▶ RECORDS PROVIDED
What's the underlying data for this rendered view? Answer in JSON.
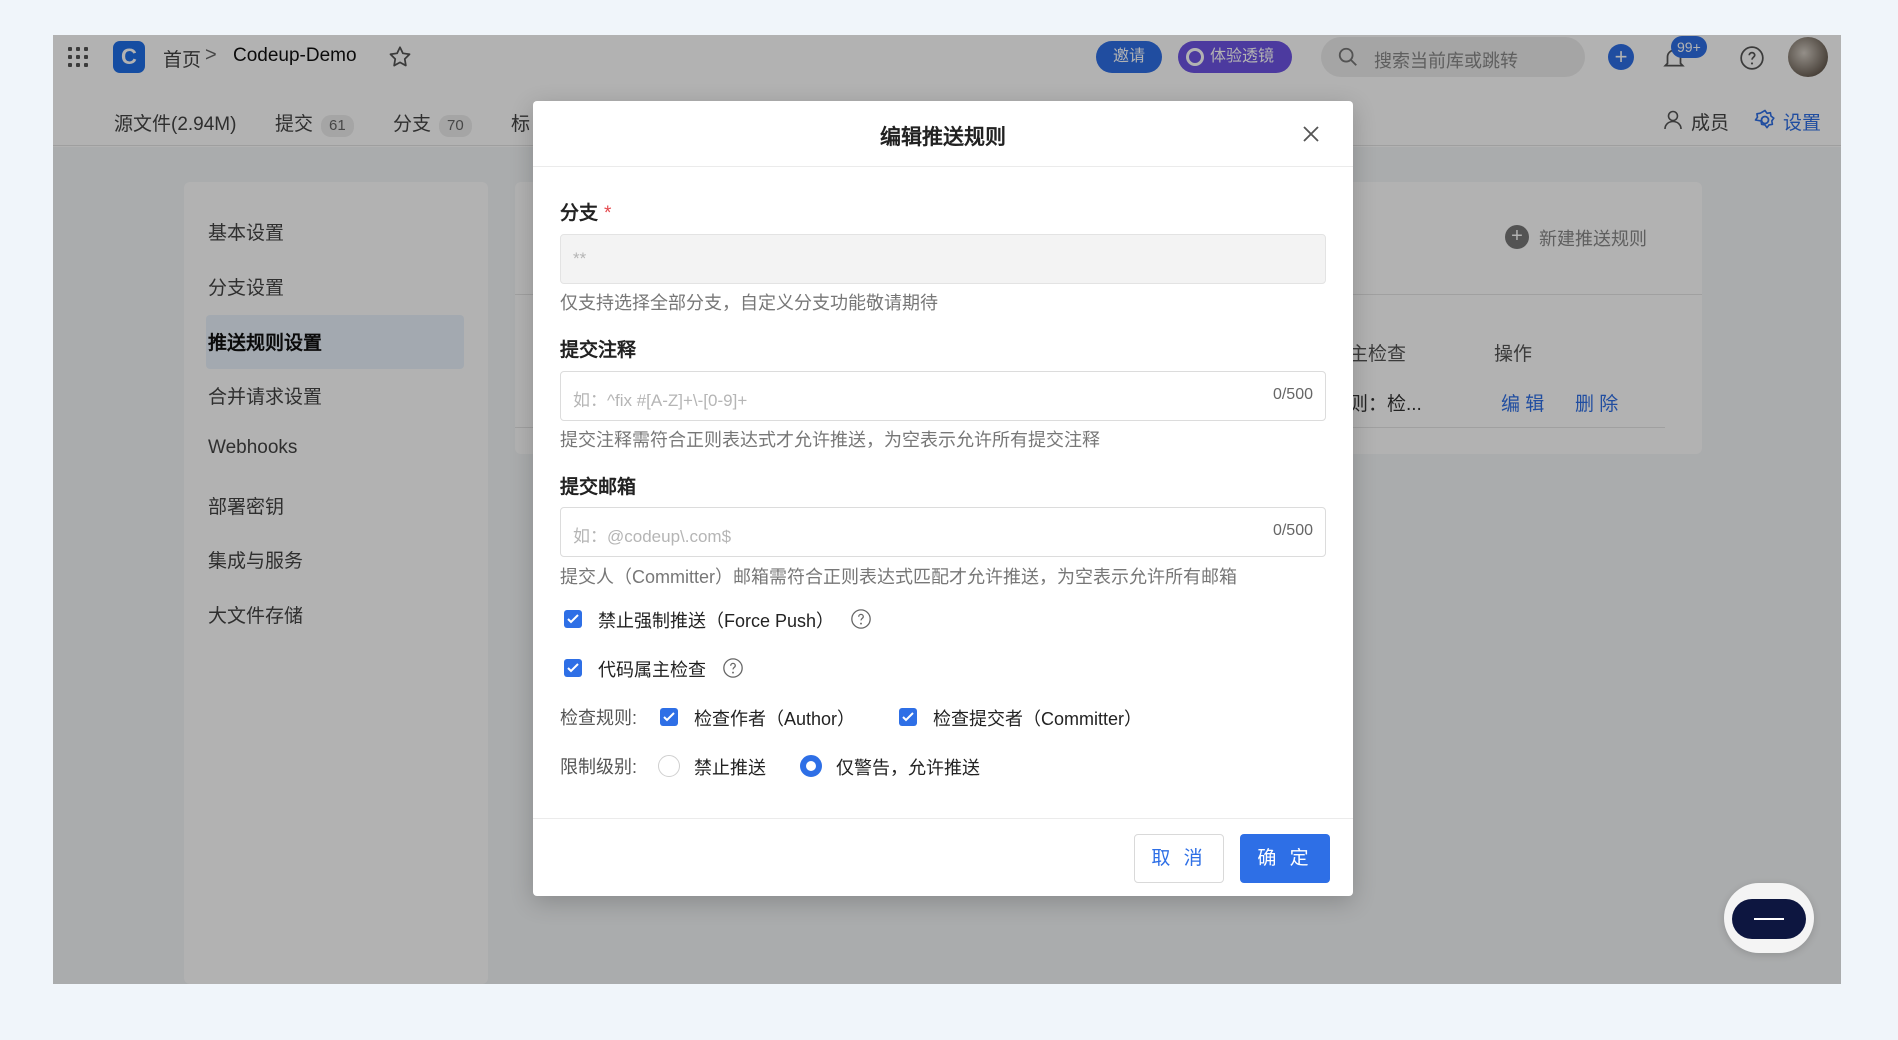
{
  "topbar": {
    "home": "首页",
    "separator": ">",
    "repo": "Codeup-Demo",
    "invite": "邀请",
    "lens": "体验透镜",
    "search_placeholder": "搜索当前库或跳转",
    "notif_badge": "99+"
  },
  "subnav": {
    "tabs": [
      {
        "label": "源文件(2.94M)"
      },
      {
        "label": "提交",
        "count": "61"
      },
      {
        "label": "分支",
        "count": "70"
      },
      {
        "label": "标"
      }
    ],
    "members": "成员",
    "settings": "设置"
  },
  "sidebar": {
    "items": [
      "基本设置",
      "分支设置",
      "推送规则设置",
      "合并请求设置",
      "Webhooks",
      "部署密钥",
      "集成与服务",
      "大文件存储"
    ]
  },
  "content": {
    "new_rule": "新建推送规则",
    "col_check": "主检查",
    "col_ops": "操作",
    "row_check": "则：检...",
    "edit": "编 辑",
    "delete": "删 除"
  },
  "modal": {
    "title": "编辑推送规则",
    "branch_label": "分支",
    "required_mark": "*",
    "branch_value": "**",
    "branch_help": "仅支持选择全部分支，自定义分支功能敬请期待",
    "commit_msg_label": "提交注释",
    "commit_msg_placeholder": "如：^fix #[A-Z]+\\-[0-9]+",
    "commit_msg_counter": "0/500",
    "commit_msg_help": "提交注释需符合正则表达式才允许推送，为空表示允许所有提交注释",
    "commit_email_label": "提交邮箱",
    "commit_email_placeholder": "如：@codeup\\.com$",
    "commit_email_counter": "0/500",
    "commit_email_help": "提交人（Committer）邮箱需符合正则表达式匹配才允许推送，为空表示允许所有邮箱",
    "force_push": "禁止强制推送（Force Push）",
    "code_owner": "代码属主检查",
    "check_rule_label": "检查规则:",
    "check_author": "检查作者（Author）",
    "check_committer": "检查提交者（Committer）",
    "restrict_label": "限制级别:",
    "restrict_block": "禁止推送",
    "restrict_warn": "仅警告，允许推送",
    "cancel": "取 消",
    "ok": "确 定"
  },
  "colors": {
    "accent": "#2e6fe6",
    "required": "#e5484d"
  }
}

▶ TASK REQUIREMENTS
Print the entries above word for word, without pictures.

▶ TASK RESULT
What's the underlying data for this rendered view? Answer in JSON.
{
  "topbar": {
    "home": "首页",
    "separator": ">",
    "repo": "Codeup-Demo",
    "invite": "邀请",
    "lens": "体验透镜",
    "search_placeholder": "搜索当前库或跳转",
    "notif_badge": "99+"
  },
  "subnav": {
    "tabs": [
      {
        "label": "源文件(2.94M)"
      },
      {
        "label": "提交",
        "count": "61"
      },
      {
        "label": "分支",
        "count": "70"
      },
      {
        "label": "标"
      }
    ],
    "members": "成员",
    "settings": "设置"
  },
  "sidebar": {
    "items": [
      "基本设置",
      "分支设置",
      "推送规则设置",
      "合并请求设置",
      "Webhooks",
      "部署密钥",
      "集成与服务",
      "大文件存储"
    ]
  },
  "content": {
    "new_rule": "新建推送规则",
    "col_check": "主检查",
    "col_ops": "操作",
    "row_check": "则：检...",
    "edit": "编 辑",
    "delete": "删 除"
  },
  "modal": {
    "title": "编辑推送规则",
    "branch_label": "分支",
    "required_mark": "*",
    "branch_value": "**",
    "branch_help": "仅支持选择全部分支，自定义分支功能敬请期待",
    "commit_msg_label": "提交注释",
    "commit_msg_placeholder": "如：^fix #[A-Z]+\\-[0-9]+",
    "commit_msg_counter": "0/500",
    "commit_msg_help": "提交注释需符合正则表达式才允许推送，为空表示允许所有提交注释",
    "commit_email_label": "提交邮箱",
    "commit_email_placeholder": "如：@codeup\\.com$",
    "commit_email_counter": "0/500",
    "commit_email_help": "提交人（Committer）邮箱需符合正则表达式匹配才允许推送，为空表示允许所有邮箱",
    "force_push": "禁止强制推送（Force Push）",
    "code_owner": "代码属主检查",
    "check_rule_label": "检查规则:",
    "check_author": "检查作者（Author）",
    "check_committer": "检查提交者（Committer）",
    "restrict_label": "限制级别:",
    "restrict_block": "禁止推送",
    "restrict_warn": "仅警告，允许推送",
    "cancel": "取 消",
    "ok": "确 定"
  },
  "colors": {
    "accent": "#2e6fe6",
    "required": "#e5484d"
  }
}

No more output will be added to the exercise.